Excavator Operation Tips

Here are some excavator safety tips, according to the “Excavation Equipment Operation Safety Guidelines,” Ohio State University’s College of Food, Agricultural and Environmental Sciences:

  • Trained Operators – Only persons with prior training and experience are permitted to operate an excavator. Operational training should be done under direct supervision of supervisor and documentation of the training shall be maintained by the department.
  • Caution Area – A designated caution perimeter should be maintained around excavations, by using barriers, caution tape and/or signage. The size of the caution perimeter is to be 6 feet greater than (when available) the reach of the skid loader. Observers are to remain outside this perimeter at all times.
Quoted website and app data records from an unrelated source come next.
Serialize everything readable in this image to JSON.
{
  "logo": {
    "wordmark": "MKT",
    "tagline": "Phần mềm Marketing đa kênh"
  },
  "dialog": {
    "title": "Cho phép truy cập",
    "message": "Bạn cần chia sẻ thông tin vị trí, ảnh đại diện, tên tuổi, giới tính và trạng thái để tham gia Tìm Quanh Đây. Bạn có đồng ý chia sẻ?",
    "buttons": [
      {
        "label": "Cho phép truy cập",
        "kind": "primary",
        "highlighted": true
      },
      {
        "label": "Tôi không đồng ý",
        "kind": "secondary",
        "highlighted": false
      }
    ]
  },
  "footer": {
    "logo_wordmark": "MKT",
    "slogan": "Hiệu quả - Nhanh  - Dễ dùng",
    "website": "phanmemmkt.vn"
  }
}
  • Spotter/Safety Monitor – A spotter/safety monitor must assist the excavator operator when digging in areas of potential hazard from electrical or gas utilities or when working in high pedestrian activity areas.
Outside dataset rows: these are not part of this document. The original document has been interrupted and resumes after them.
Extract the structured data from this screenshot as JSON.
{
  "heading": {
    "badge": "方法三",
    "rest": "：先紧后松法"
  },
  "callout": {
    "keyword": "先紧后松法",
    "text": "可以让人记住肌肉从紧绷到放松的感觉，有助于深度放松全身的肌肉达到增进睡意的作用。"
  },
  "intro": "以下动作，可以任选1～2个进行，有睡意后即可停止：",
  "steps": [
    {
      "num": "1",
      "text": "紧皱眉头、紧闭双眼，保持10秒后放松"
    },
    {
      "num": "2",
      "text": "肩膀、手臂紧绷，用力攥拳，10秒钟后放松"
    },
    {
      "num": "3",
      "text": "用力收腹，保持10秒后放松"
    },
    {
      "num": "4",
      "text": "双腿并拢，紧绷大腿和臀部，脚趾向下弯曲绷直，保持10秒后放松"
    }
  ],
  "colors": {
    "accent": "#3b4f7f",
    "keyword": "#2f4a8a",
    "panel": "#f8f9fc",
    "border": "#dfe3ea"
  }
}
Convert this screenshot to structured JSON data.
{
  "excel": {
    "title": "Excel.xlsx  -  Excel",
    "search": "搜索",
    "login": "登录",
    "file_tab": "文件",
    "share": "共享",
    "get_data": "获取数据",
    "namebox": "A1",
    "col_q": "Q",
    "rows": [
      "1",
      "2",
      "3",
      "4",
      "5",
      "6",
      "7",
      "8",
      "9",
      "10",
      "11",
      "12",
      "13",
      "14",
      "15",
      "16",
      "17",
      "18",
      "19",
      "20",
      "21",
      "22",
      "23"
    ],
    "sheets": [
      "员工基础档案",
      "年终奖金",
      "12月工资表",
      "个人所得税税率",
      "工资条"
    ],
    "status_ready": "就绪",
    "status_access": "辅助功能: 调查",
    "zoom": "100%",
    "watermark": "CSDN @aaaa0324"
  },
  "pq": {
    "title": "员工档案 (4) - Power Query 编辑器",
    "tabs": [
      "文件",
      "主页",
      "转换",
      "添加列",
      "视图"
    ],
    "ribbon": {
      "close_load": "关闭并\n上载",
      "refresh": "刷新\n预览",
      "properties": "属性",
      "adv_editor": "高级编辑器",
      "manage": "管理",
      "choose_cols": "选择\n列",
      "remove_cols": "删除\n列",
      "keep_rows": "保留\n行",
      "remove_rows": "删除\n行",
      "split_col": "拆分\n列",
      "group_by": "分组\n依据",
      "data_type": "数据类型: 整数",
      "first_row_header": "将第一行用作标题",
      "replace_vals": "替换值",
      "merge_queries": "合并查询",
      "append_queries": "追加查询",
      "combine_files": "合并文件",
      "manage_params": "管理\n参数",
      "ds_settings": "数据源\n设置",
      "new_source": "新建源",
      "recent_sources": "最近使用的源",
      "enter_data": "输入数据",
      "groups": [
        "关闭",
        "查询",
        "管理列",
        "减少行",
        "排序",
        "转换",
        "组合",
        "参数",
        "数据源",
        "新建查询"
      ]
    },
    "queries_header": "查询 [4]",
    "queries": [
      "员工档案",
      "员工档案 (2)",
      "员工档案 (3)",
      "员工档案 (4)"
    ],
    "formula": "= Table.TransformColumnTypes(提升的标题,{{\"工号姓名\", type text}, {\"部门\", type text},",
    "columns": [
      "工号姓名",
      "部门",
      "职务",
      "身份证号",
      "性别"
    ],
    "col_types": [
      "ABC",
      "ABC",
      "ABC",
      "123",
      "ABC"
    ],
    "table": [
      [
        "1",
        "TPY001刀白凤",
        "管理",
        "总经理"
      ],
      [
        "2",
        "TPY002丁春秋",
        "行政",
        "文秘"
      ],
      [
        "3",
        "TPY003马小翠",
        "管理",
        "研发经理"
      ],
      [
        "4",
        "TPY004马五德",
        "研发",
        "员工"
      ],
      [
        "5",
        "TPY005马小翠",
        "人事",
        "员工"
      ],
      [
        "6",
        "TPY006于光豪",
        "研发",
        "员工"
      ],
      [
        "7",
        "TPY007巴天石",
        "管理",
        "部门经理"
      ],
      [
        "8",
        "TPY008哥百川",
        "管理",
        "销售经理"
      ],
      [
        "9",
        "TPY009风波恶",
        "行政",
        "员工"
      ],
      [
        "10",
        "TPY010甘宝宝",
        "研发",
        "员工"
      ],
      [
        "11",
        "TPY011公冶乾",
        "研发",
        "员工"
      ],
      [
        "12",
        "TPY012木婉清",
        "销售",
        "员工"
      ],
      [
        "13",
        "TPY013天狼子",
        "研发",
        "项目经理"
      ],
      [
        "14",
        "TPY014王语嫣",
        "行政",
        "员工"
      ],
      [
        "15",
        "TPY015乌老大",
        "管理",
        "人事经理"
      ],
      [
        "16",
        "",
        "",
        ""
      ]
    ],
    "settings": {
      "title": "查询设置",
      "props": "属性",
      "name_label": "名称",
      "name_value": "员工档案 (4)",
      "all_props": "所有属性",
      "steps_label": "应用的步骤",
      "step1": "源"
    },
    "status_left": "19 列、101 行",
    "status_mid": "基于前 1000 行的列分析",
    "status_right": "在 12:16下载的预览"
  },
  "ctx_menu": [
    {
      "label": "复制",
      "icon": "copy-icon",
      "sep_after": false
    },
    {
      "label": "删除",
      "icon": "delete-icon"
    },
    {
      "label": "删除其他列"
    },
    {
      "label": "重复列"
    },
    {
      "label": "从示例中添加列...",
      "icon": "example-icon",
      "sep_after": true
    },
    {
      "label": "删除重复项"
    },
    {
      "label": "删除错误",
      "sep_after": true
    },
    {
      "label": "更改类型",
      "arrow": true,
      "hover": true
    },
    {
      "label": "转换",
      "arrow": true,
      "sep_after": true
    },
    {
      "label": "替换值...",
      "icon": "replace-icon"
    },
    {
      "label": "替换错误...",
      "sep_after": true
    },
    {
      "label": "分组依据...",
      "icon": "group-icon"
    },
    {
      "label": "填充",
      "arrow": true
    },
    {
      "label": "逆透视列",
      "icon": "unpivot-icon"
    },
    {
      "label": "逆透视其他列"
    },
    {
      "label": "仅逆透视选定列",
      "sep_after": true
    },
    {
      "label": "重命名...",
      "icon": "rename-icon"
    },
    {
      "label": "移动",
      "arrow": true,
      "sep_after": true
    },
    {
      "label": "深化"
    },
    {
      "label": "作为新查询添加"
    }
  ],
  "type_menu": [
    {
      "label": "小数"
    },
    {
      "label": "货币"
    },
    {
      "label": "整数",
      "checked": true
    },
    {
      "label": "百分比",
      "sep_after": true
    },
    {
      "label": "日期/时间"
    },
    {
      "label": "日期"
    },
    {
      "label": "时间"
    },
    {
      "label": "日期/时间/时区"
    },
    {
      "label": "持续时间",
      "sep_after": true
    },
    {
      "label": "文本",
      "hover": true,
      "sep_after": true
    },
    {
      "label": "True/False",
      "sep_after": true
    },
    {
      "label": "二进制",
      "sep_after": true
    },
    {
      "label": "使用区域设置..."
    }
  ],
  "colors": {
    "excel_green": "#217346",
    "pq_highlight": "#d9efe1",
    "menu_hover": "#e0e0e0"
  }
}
  • Workers Within the Excavation – No worker is allowed within the excavation while the end of the backhoe arm is also within the excavation. Workers must exit to a safe location while materials are being positioned above or lowered into the excavation. While a person is within the excavation, the backhoe arm shall be positioned away from the top edge of the excavation, so that the end of the arm cannot reach the worker, in case of an inadvertent activation.

Excavator Safety Tips: During Operation
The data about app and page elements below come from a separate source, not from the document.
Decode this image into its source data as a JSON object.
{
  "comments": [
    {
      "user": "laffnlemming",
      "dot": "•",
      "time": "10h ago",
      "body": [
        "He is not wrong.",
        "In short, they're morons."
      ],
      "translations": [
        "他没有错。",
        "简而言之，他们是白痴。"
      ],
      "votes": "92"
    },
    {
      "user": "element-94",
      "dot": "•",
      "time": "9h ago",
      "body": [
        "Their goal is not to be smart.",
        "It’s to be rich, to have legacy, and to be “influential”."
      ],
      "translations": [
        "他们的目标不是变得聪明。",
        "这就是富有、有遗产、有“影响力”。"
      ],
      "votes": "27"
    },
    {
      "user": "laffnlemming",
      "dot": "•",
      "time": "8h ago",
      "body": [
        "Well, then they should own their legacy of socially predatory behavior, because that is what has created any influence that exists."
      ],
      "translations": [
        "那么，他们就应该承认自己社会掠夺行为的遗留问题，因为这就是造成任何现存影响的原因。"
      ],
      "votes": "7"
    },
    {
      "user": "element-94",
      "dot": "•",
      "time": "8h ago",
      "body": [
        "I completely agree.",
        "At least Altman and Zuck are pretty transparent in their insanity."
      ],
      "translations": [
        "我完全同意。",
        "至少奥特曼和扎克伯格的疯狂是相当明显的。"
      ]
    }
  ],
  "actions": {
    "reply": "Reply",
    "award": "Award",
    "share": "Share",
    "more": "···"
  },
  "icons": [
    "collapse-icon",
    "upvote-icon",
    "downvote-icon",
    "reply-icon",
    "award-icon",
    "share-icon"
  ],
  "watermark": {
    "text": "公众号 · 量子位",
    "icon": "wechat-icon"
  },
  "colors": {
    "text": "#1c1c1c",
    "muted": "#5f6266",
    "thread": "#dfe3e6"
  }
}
  • Never permit riders in the bucket, cab, or anywhere else on the machine. Excavators only have one seat, which is meant for the operator.
  • Never attempt to operate the excavator unless you are sitting in the seat and in full control.
  • Reduce the excavator’s speed when working on rough terrain or within congested areas.
  • Carry the bucket low to the ground during transport. This will increase visibility and machine stability.
  • When moving the excavator around the job site, select a route that is as flat as possible.
  • Steer the machine as straight as possible and only make small gradual changes in direction when turning is needed.
  • Travel directly up slopes vertically instead of diagonally.
  • When propelling up slopes, the boom and the arm should be extended with the bucket carried low and rolled out. This will allow you to drop the bucket and prevent the equipment from sliding if necessary.
  • When propelling down a slope, the bucket bottom should be low and parallel to the ground.
  • In very steep or slippery conditions, you can use the boom and arm to help move up and down the slope. When going up a steep slope, extend the boom and arm, and when needed, lower the bucket and retract the arm to help pull the machine up. When traveling down a steep slope, position the bucket with the flat surface resting on the ground. While retracting the arm, raise the boom and propel the machine until the front of the tracks reach ground level.
  • When using the excavator for trenching, make sure the machine is level by placing dirt underneath the tracks. Being level will make the trench vertical and will help to avoid cave-ins.
  • For better stability, work with the propel motors to the rear of the machine.
  • Dump spoil piles as far away from the excavation as possible to avoid cave-ins.
  • When doing excavation jobs on slopes, level the machine by digging a shelf (or bench cut). Material removed from the upper slope can be used to build up the lower slope and create a level surface.
  • On steep bench cuts, cut enough away from the upper bank to allow for adequate swing clearance when casting downslope.
  • Never dig underneath the excavator.
  • When backfilling a cave-in, the excavator’s tracks should be at a 90-degree angle to the excavation with the propel motors to the rear of the machine.
  • When loading trucks, never swing the excavator bucket over the truck cab. By swinging over the rear of the truck, any loose materials will fall on the ground or in the bed, rather than on the cab.
  • Never attempt the clean the excavator’s bucket by striking it on the ground or against another object.